That’s where we should start.
‘If there were a God, what would you want from him?’ That might be your question.
I know it may seem that we’re opening the door to selfish requests, but it’s not long before you will hear people express the longings of their hearts. Once they do, you will soon hear the kinds of desires that are shared by all human beings. They fit into (roughly) four categories:
This isn’t an exhaustive list, of course, but it’s a start. Talk to anyone for long enough, and their struggles will start to rise to the top. A broken relationship. Job challenges. Family discord. Every single one will be based on unmet or frustrated desires.
The world is not asking ‘does God exist?’ but ‘can he help me?’ Jesus has already asked the question, ‘what do you want?’ They are now answering, and they want to know that the God of the universe can satisfy their desires.
Self-centred? Driven by sinful urges? Of course. We human beings, by our very nature, attempt to satisfy our desires in sinful and damaging ways. But as Jesus so often did, we, his followers, must listen well to be given any chance to respond.
Let me say, as an aside, that I’m not rejecting the gospel message about forgiveness of sins. At some point during this conversation, the person’s position before God will have to be addressed. But not at the beginning. At the beginning, we should start with a person’s burdens, their lost dreams, their shattered hopes.
There’s a reason why there are so few genuine atheists. Most people are open to the idea that a ‘higher power’ exists. But they want to know if that entity can help them satisfy their desires. The reality, of course, is that God has determined not to satisfy their most keenly felt desire, which is that he would end their suffering. That is in the future. Yet once that phase of the conversation has passed, there is tremendously good news that we can share.
Love – what greater love can one imagine than the kind that leads a person to make the ultimate sacrifice to rescue those he loves?
Happiness – what greater joy is there than knowing the one who made you, and who loves you with an everlasting love?
Significance – how wonderful that whoever you are, you are essential to God’s story, with each of us given a role to play.
Peace-and-Justice – one day, all evil will be judged. We long for justice, because justice is found in our creator, who will make all things right.
Spend long enough, and a person’s desires will show you who they are. Spend long enough listening, and you may be given the opportunity to share the answer to the deep desires you’ve just heard expressed.
But you must listen to a person’s desires first.

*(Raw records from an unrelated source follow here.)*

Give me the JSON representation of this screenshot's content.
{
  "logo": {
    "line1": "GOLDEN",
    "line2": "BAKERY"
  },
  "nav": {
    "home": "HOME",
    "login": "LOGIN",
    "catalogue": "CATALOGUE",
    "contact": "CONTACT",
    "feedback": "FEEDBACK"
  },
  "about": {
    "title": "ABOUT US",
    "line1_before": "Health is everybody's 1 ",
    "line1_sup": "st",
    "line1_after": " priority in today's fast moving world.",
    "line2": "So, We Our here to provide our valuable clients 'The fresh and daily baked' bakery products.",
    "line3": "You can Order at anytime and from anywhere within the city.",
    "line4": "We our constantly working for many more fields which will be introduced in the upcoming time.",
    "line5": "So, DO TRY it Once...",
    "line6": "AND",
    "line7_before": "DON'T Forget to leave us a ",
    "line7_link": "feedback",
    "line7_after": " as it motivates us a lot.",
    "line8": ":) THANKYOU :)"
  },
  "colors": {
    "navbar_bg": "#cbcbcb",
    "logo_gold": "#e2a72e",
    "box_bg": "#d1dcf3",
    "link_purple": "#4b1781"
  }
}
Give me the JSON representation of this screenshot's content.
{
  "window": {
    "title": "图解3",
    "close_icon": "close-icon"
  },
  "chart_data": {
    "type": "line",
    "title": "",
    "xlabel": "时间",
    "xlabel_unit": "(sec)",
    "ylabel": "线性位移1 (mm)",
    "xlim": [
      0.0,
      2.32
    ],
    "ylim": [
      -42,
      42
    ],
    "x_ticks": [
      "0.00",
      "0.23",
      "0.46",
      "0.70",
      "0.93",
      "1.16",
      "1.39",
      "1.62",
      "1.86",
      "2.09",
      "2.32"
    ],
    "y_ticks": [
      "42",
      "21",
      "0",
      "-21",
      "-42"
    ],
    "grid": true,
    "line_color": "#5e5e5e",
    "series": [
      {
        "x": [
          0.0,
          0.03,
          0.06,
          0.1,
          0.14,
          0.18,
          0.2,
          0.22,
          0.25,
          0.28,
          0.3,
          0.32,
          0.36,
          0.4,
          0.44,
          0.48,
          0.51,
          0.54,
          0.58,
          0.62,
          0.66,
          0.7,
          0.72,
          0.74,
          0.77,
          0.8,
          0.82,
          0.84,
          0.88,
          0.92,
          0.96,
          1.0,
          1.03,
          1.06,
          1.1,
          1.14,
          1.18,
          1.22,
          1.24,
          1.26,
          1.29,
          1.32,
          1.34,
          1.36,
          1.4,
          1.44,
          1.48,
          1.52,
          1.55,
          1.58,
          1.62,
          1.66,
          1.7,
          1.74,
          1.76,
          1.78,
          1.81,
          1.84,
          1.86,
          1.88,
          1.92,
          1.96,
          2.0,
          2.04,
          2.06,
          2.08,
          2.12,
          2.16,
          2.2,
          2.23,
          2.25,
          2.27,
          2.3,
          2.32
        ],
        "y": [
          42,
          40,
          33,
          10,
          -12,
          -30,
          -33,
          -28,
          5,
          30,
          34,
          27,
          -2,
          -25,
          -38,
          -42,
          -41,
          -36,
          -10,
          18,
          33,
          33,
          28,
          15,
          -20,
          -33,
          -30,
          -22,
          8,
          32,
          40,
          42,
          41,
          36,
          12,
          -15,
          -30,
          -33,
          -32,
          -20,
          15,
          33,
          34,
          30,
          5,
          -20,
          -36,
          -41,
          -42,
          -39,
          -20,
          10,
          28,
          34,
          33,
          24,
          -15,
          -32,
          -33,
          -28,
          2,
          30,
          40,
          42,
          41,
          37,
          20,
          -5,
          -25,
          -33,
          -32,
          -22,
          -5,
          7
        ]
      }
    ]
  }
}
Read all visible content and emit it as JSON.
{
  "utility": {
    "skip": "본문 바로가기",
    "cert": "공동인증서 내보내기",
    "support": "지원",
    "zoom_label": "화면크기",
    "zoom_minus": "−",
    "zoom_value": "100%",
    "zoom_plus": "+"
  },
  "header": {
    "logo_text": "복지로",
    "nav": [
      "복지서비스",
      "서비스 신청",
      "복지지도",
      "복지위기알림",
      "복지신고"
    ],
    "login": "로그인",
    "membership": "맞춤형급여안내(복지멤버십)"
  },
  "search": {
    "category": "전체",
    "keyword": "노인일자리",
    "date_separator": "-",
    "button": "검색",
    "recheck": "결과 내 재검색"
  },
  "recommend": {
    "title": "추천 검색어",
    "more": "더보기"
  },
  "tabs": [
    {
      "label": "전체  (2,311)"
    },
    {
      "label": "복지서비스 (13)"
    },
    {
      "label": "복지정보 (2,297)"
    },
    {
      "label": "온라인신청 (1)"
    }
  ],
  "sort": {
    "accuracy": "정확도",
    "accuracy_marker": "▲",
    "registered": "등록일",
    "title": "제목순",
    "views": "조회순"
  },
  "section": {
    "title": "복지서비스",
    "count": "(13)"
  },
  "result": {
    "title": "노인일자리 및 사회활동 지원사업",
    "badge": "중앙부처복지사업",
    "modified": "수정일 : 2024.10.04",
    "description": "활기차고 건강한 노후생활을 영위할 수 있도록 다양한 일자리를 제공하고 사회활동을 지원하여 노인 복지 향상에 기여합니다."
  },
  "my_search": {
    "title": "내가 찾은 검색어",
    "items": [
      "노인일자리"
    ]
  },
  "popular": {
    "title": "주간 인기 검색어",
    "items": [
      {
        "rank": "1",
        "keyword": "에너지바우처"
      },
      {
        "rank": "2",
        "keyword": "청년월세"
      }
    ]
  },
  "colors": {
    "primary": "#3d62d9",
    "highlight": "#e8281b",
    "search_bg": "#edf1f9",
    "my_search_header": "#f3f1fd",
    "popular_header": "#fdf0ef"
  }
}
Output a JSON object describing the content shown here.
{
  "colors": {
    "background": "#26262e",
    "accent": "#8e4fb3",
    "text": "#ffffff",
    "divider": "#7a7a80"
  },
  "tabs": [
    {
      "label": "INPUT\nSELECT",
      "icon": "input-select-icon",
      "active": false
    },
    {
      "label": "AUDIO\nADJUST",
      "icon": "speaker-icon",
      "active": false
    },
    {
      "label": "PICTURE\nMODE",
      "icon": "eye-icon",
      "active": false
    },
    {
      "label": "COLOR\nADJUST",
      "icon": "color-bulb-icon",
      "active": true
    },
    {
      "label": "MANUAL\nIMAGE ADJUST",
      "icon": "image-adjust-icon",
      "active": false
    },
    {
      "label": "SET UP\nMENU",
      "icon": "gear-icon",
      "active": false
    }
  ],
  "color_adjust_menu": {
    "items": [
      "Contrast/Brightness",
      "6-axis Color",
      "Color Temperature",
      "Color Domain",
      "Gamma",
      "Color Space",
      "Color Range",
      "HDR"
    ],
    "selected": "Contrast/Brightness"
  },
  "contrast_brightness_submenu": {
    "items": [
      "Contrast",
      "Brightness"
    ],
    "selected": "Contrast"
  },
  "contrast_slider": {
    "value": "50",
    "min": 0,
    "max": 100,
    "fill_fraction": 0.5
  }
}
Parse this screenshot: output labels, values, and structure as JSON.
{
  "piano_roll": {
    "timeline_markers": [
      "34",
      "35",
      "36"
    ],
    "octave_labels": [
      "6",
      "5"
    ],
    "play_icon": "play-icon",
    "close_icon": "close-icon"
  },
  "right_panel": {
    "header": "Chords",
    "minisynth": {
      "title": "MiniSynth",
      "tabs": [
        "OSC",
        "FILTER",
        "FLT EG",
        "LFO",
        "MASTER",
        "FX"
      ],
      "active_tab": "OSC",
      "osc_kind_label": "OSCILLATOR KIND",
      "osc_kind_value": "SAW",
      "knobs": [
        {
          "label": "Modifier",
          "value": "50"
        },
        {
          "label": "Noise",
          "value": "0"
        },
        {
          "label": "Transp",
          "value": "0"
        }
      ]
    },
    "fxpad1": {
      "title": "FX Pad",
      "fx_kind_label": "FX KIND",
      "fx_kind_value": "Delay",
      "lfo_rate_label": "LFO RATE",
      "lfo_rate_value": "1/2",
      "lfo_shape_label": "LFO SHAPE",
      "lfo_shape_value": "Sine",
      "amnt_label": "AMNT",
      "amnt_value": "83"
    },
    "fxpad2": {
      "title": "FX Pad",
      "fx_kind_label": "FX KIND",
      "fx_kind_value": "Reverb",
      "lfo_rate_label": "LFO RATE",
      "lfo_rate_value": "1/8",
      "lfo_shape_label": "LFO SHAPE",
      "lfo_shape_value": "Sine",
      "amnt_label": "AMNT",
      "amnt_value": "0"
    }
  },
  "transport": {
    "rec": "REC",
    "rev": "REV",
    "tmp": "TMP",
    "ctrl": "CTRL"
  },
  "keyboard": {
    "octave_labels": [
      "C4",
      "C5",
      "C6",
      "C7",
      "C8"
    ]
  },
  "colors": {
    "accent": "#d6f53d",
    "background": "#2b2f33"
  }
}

Even in this very secular culture that surrounds us, many people may also permit you to pray. It may sound crazy, but in the secular West, people like the idea of prayer. So, as the Spirit leads, offer to pray, and when you pray, start with their needs.
As you leave the coffee shop today, you thank your new friend for listening (though you’ve probably done the lion’s share). You tell them, if they’re open to it, that you’ll continue to pray for their needs. Perhaps you’ll even pay for their cappuccino. This world is suffering, and it needs to hear about a God who cares, who suffers with and for us – one who is capable of satisfying our desires, even when they are perceived through sinful eyes.
Offer any other God nowadays, and they won’t give him the time of day.
Just as well our gospel is so powerful, so true, so glorious.
For our God is not only the Truth, but also the Way and the Life. He satisfies every yearning of the human heart.